[GIVEN INFORMATION]:
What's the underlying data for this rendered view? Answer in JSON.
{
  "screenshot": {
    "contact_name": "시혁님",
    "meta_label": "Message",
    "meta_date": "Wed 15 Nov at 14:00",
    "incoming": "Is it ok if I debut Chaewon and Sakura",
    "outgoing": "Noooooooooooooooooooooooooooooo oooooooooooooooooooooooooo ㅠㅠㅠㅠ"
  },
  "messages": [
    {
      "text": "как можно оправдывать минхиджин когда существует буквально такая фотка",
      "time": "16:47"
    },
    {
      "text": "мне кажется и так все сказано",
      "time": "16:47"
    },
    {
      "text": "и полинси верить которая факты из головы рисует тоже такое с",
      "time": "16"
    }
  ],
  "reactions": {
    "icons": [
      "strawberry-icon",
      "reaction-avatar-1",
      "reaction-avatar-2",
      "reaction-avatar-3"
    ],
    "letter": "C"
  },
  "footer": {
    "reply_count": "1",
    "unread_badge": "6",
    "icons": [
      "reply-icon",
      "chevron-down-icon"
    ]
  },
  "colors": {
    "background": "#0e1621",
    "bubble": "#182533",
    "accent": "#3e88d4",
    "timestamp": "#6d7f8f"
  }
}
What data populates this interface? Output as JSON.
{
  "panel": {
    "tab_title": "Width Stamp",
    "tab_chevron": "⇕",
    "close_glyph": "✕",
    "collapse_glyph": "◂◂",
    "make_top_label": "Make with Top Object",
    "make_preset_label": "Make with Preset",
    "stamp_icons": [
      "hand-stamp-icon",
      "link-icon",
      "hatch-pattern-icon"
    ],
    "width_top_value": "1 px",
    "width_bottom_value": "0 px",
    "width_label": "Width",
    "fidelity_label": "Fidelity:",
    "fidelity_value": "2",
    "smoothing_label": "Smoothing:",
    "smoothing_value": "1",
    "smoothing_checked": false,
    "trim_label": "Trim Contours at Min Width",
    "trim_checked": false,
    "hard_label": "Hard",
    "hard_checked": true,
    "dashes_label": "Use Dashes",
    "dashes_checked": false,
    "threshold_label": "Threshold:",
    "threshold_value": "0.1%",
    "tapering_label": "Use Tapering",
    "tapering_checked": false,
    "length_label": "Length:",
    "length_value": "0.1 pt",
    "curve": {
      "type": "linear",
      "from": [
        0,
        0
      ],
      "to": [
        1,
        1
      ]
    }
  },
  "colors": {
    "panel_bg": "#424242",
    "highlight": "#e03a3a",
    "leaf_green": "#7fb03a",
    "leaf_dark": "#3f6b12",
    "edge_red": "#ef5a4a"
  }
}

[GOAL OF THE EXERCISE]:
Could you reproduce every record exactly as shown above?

[RESPONSE TO THE TASK]:
What's the underlying data for this rendered view? Answer in JSON.
{
  "screenshot": {
    "contact_name": "시혁님",
    "meta_label": "Message",
    "meta_date": "Wed 15 Nov at 14:00",
    "incoming": "Is it ok if I debut Chaewon and Sakura",
    "outgoing": "Noooooooooooooooooooooooooooooo oooooooooooooooooooooooooo ㅠㅠㅠㅠ"
  },
  "messages": [
    {
      "text": "как можно оправдывать минхиджин когда существует буквально такая фотка",
      "time": "16:47"
    },
    {
      "text": "мне кажется и так все сказано",
      "time": "16:47"
    },
    {
      "text": "и полинси верить которая факты из головы рисует тоже такое с",
      "time": "16"
    }
  ],
  "reactions": {
    "icons": [
      "strawberry-icon",
      "reaction-avatar-1",
      "reaction-avatar-2",
      "reaction-avatar-3"
    ],
    "letter": "C"
  },
  "footer": {
    "reply_count": "1",
    "unread_badge": "6",
    "icons": [
      "reply-icon",
      "chevron-down-icon"
    ]
  },
  "colors": {
    "background": "#0e1621",
    "bubble": "#182533",
    "accent": "#3e88d4",
    "timestamp": "#6d7f8f"
  }
}
What data populates this interface? Output as JSON.
{
  "panel": {
    "tab_title": "Width Stamp",
    "tab_chevron": "⇕",
    "close_glyph": "✕",
    "collapse_glyph": "◂◂",
    "make_top_label": "Make with Top Object",
    "make_preset_label": "Make with Preset",
    "stamp_icons": [
      "hand-stamp-icon",
      "link-icon",
      "hatch-pattern-icon"
    ],
    "width_top_value": "1 px",
    "width_bottom_value": "0 px",
    "width_label": "Width",
    "fidelity_label": "Fidelity:",
    "fidelity_value": "2",
    "smoothing_label": "Smoothing:",
    "smoothing_value": "1",
    "smoothing_checked": false,
    "trim_label": "Trim Contours at Min Width",
    "trim_checked": false,
    "hard_label": "Hard",
    "hard_checked": true,
    "dashes_label": "Use Dashes",
    "dashes_checked": false,
    "threshold_label": "Threshold:",
    "threshold_value": "0.1%",
    "tapering_label": "Use Tapering",
    "tapering_checked": false,
    "length_label": "Length:",
    "length_value": "0.1 pt",
    "curve": {
      "type": "linear",
      "from": [
        0,
        0
      ],
      "to": [
        1,
        1
      ]
    }
  },
  "colors": {
    "panel_bg": "#424242",
    "highlight": "#e03a3a",
    "leaf_green": "#7fb03a",
    "leaf_dark": "#3f6b12",
    "edge_red": "#ef5a4a"
  }
}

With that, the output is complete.